Central Oregon Remains a Special Place
Central Oregon’s economy is decidedly on the upswing after weathering some eight years of the recession and slow recovery, but still faces challenges including a shrinking labor supply as part of the new narrative, regional business and community leaders heard at a recent economic presentation.
Charley Miller, president of the 104-year-old family company Miller Lumber, took a historical perspective at the presentation and recounted that many of the issues the Central Oregon community was struggling with today were fundamentally the same in the 1900s.
Urging newer generations to continue that legacy, he said: “Bend has been led by positive people who come up with solutions to challenges. They don’t sit idle. They just make things happen. And they don’t do it for now, they take the long view.”
Despite the challenges over the years, he said Bend in particular had been able to succeed because of a proud tradition of visionary people in the community being engaged in the dialog and coming up with creative answers to ensure continued growth and prosperity
Today’s key issues needing to be addressed on the horizon include lack of affordable housing options — with many median wage workers barely able to afford an apartment locally — and a perceived skills set shortage which could curtail progress in this emerging new expansionist phase. Due to a shrinking labor force, businesses are going to have to start thinking about how they could attract and retain the “best and brightest” employees.
Over this last year the local economy regained the more than 10,000 jobs lost during the recession and Deschutes County’s economy is in significantly better shape than prior to the downturn by being more diverse and stable and less reliant on the twin pillars of construction and tourism. Biotech, aviation and numerous local entrepreneurs are forging the backbone of the economy.
Miller said it was a critical time in Central Oregon with upcoming big decisions surrounding issues like the new urban growth boundary, transit and multi-family housing set to influence what Bend looks like in the future, adding: “Bend will grow.
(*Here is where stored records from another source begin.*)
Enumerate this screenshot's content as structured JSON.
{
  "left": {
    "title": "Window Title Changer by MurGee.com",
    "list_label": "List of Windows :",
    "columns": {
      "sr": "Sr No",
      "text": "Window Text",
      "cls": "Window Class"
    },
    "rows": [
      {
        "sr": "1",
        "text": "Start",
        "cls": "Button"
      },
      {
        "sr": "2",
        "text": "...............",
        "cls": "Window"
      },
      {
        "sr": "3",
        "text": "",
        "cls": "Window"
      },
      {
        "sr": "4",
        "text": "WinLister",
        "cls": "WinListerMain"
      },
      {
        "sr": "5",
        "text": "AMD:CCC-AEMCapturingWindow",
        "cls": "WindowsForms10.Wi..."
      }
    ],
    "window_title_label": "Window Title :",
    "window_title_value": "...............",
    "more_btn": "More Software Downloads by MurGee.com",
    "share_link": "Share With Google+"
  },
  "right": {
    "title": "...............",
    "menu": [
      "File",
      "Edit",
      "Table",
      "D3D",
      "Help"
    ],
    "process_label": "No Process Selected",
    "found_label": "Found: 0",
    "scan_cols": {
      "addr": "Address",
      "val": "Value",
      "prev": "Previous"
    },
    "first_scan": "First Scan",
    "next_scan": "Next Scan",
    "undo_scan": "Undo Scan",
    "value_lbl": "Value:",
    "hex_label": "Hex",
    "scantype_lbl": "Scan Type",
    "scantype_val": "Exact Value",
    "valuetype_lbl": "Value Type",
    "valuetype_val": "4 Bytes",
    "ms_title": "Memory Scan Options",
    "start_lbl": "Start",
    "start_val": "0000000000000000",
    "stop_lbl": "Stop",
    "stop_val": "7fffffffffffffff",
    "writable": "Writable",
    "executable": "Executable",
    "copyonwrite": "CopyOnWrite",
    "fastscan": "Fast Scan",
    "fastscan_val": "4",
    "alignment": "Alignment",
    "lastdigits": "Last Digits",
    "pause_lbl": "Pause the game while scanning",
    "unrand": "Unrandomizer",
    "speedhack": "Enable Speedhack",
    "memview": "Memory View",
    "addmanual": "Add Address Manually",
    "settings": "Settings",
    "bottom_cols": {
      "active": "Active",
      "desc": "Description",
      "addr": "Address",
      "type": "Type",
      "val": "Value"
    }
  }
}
Bend will change. Be involved.”
According to the Office of Economic Analysis the pace of improvement in Oregon’s labor market continues to be full throttle. Job growth has slowed a bit from rates seen earlier in 2015, but remains north of 3 percent over the past year. Given demographic trends — with the labor force growing slowly as babyboomers retire — such rates are as strong as can be expected.
Everywhere we turn in Bend, it seems something is under construction. You can be grateful about this resurgence of our economy but might want to be a little leery of what may be around the corner if housing and construction costs continue to rise.
It is true that many new residents arrive in Central Oregon unemployed or in search of work. It takes time – an adjustment period – for a regional economy to absorb and integrate an influx of new job seekers. Today’s pace of job gains, approximately 4,000 per month throughout Oregon, is double what is needed to keep up with population growth. By this time next year, if the economic forecast comes to pass, employment in Oregon will have fully caught up to the population gains since the onset of the recession.
The Central Oregon region sits in a favorable position with Bend-Redmond just ranked at No. 8 among small metros in this measure of economic performance, which includes creating and sustaining jobs. Bend-Redmond climbed 38 spots from previous measurements.
Led by its vibrant tourism industry, Bend finished third among small metros in one-year job growth ending in 2014, outpacing the national average by four percentage points during that period.
More recent job momentum points to an expanding economy, with the metro recording the third-fastest overall job gains in the nation over the 12 months ending in August 2015.
All this growth and national status as an economic hub will prove to be both a blessing and a challenge to our region. As we look to escalating plans to meet housing needs, increasing education opportunities at our new four-year university via OSU-Cascades, finding ways to fund infrastructure needs and sustainability prospects it feels like we’re up for the challenge.
(Photo above: Mt. Bachelor by Pete Fjosne)